Exercise prompt:
Find the lines below holding the word "Ctrl" and copy each of them.

(Data records for software interfaces)
============================================================
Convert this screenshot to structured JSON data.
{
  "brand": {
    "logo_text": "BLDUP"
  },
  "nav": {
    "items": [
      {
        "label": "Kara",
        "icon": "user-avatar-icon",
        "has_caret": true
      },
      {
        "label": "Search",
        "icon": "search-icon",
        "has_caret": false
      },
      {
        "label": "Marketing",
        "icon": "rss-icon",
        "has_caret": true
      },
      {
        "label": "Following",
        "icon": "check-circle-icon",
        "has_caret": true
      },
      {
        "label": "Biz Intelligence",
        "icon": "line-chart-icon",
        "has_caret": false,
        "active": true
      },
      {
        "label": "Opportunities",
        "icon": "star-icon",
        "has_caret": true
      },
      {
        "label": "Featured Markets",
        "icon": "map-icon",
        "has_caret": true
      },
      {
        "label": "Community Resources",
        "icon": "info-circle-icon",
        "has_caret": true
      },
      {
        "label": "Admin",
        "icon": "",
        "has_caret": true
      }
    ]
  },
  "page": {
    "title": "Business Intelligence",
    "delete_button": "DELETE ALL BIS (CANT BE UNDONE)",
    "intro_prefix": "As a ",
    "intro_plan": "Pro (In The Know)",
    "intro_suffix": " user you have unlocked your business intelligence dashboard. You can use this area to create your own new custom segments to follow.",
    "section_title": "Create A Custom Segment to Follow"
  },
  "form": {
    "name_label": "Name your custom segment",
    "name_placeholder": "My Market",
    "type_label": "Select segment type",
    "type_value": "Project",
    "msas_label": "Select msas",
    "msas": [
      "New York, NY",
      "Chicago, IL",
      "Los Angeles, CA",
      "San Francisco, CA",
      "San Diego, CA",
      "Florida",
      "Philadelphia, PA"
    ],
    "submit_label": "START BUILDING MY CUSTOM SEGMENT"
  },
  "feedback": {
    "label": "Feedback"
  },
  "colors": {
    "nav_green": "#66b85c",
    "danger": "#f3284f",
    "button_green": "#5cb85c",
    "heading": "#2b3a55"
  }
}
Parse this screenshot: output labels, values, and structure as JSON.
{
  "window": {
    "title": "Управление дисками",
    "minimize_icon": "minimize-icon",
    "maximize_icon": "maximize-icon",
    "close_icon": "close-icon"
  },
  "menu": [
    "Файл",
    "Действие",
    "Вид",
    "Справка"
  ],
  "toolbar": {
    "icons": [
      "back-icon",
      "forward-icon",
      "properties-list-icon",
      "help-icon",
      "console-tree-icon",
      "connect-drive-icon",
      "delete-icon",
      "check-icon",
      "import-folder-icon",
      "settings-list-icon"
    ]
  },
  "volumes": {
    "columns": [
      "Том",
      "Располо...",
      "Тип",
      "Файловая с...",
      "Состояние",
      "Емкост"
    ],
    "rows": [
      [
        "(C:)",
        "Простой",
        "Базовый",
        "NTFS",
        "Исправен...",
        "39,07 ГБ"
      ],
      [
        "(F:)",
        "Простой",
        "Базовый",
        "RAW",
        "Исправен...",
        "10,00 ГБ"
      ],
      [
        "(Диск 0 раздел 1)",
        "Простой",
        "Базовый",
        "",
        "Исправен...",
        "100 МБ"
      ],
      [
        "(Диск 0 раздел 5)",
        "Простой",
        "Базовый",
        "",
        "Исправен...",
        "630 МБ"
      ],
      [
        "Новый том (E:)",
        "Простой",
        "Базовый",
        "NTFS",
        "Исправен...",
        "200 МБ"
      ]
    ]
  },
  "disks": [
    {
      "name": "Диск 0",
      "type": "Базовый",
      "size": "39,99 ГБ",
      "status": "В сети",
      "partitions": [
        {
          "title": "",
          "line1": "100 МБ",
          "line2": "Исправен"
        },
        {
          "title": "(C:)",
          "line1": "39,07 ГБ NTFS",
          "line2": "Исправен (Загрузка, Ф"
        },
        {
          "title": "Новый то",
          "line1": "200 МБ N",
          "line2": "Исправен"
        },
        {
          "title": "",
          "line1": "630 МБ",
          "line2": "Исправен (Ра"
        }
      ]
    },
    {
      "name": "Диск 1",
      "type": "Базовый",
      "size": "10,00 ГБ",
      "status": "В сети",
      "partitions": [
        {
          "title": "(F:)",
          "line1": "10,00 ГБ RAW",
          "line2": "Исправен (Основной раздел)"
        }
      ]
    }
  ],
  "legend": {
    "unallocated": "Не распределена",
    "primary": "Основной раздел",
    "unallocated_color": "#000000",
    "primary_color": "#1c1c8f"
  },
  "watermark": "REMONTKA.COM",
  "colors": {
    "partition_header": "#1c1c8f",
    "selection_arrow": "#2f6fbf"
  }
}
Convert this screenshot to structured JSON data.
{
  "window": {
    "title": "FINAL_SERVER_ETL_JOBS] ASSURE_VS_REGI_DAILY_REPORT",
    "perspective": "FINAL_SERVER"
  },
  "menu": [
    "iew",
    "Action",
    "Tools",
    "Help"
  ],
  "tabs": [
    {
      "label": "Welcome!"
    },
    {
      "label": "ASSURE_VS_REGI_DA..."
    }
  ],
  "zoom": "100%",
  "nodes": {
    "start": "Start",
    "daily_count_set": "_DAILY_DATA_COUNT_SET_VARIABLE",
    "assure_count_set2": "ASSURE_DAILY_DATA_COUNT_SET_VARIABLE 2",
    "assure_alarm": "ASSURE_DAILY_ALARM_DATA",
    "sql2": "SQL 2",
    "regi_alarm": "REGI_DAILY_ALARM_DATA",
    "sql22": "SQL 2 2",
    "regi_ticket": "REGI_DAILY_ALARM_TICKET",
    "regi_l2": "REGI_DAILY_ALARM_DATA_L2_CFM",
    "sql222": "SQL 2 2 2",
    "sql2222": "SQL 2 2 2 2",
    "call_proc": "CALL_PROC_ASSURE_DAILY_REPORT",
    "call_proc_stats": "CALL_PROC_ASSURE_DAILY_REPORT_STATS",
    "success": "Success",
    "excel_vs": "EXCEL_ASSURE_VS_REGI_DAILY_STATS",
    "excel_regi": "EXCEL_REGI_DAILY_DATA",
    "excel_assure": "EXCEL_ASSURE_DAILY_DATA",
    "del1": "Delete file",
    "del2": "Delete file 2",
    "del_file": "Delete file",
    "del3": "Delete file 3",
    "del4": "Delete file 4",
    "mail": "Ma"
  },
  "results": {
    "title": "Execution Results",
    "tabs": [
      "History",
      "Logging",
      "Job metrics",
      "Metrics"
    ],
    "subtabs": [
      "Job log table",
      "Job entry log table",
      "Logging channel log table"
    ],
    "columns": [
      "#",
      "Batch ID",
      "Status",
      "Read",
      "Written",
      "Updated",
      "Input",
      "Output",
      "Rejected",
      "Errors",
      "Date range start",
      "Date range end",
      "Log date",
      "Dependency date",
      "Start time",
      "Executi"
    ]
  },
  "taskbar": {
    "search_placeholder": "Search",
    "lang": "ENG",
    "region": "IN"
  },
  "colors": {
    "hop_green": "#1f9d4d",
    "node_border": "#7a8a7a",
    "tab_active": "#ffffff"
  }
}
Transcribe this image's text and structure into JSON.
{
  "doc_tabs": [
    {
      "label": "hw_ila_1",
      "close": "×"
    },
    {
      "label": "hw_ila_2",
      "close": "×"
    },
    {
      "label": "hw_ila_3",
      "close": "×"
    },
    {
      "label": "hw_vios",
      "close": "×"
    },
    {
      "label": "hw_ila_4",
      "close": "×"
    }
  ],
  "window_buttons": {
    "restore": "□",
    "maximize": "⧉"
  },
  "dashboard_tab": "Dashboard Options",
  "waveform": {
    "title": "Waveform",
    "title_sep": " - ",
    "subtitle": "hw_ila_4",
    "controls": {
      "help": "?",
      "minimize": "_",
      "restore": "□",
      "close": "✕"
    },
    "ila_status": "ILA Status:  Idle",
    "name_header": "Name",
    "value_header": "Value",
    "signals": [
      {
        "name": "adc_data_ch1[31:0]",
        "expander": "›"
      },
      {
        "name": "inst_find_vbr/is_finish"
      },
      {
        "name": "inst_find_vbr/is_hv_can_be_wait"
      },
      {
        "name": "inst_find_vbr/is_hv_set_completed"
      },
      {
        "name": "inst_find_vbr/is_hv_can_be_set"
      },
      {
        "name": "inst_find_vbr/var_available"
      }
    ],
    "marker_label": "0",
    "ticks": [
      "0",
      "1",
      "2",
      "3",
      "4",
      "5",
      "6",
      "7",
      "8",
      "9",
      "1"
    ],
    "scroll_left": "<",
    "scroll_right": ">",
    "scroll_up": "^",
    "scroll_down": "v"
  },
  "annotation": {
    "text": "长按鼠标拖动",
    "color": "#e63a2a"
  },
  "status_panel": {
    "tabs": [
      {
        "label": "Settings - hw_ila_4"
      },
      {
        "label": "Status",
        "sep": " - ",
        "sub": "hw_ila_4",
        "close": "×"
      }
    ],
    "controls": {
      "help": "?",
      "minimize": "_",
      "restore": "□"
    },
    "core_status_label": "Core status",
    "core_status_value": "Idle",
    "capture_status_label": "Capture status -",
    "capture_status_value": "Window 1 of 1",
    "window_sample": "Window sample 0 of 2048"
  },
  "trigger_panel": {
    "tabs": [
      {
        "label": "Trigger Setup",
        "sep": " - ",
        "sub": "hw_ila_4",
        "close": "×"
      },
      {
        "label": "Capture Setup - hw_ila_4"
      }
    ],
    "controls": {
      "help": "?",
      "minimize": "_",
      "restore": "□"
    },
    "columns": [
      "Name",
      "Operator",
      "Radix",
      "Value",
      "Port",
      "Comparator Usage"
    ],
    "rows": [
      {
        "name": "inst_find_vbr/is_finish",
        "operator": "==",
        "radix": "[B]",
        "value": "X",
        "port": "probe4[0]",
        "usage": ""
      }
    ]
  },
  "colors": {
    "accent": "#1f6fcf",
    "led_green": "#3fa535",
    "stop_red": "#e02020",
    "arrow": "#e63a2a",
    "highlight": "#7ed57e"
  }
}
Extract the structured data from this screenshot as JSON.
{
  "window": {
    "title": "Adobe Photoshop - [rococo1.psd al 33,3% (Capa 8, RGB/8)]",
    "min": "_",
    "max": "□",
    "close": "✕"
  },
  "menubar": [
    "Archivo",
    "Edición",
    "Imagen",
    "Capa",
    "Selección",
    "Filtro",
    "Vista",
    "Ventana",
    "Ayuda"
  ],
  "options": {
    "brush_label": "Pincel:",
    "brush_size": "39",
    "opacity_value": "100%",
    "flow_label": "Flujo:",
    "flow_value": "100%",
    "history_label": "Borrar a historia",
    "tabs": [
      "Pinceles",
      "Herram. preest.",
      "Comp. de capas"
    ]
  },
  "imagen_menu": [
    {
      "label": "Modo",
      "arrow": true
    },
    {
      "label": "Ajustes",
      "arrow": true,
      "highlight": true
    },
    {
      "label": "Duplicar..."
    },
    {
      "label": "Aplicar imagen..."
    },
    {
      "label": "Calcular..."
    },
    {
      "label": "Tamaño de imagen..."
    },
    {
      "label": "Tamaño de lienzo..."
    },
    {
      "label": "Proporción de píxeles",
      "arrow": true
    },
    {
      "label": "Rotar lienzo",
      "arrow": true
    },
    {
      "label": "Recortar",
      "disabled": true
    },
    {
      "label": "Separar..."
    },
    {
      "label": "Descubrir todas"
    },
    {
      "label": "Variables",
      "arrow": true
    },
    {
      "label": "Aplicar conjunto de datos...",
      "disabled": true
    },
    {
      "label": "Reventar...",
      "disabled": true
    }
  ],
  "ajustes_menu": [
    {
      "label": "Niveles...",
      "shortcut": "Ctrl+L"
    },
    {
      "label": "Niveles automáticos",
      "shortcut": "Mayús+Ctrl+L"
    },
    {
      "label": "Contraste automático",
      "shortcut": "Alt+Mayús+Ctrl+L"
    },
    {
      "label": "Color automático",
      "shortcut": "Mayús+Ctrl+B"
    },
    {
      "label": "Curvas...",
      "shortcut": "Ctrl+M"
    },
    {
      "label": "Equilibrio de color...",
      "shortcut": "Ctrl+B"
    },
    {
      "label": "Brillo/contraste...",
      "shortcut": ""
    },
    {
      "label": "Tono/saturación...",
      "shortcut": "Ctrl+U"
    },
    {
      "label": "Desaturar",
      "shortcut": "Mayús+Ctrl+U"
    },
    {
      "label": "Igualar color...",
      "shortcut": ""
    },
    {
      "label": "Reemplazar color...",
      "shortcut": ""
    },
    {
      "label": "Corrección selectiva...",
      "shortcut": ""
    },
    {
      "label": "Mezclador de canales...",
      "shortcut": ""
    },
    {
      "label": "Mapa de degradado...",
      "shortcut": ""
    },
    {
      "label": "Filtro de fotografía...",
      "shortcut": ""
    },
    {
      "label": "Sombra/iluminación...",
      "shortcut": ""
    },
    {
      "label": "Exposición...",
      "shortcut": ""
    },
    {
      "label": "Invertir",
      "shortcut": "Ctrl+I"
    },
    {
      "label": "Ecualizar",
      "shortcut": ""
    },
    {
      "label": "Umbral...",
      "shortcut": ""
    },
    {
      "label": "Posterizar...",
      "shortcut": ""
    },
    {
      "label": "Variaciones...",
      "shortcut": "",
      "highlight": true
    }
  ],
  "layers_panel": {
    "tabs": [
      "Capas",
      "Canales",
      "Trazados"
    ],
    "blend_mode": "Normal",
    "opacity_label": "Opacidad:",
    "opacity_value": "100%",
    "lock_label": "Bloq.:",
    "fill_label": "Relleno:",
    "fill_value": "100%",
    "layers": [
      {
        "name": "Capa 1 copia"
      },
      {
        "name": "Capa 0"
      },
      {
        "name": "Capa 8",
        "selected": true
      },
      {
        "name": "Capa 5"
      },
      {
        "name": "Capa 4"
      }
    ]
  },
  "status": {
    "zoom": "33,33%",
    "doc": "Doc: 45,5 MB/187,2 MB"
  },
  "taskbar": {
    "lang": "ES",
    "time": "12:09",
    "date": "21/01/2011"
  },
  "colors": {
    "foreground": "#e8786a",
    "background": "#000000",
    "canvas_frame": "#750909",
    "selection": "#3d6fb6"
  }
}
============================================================
Written response:
      "shortcut": "Ctrl+L"
      "shortcut": "Mayús+Ctrl+L"
      "shortcut": "Alt+Mayús+Ctrl+L"
      "shortcut": "Mayús+Ctrl+B"
      "shortcut": "Ctrl+M"
      "shortcut": "Ctrl+B"
      "shortcut": "Ctrl+U"
      "shortcut": "Mayús+Ctrl+U"
      "shortcut": "Ctrl+I"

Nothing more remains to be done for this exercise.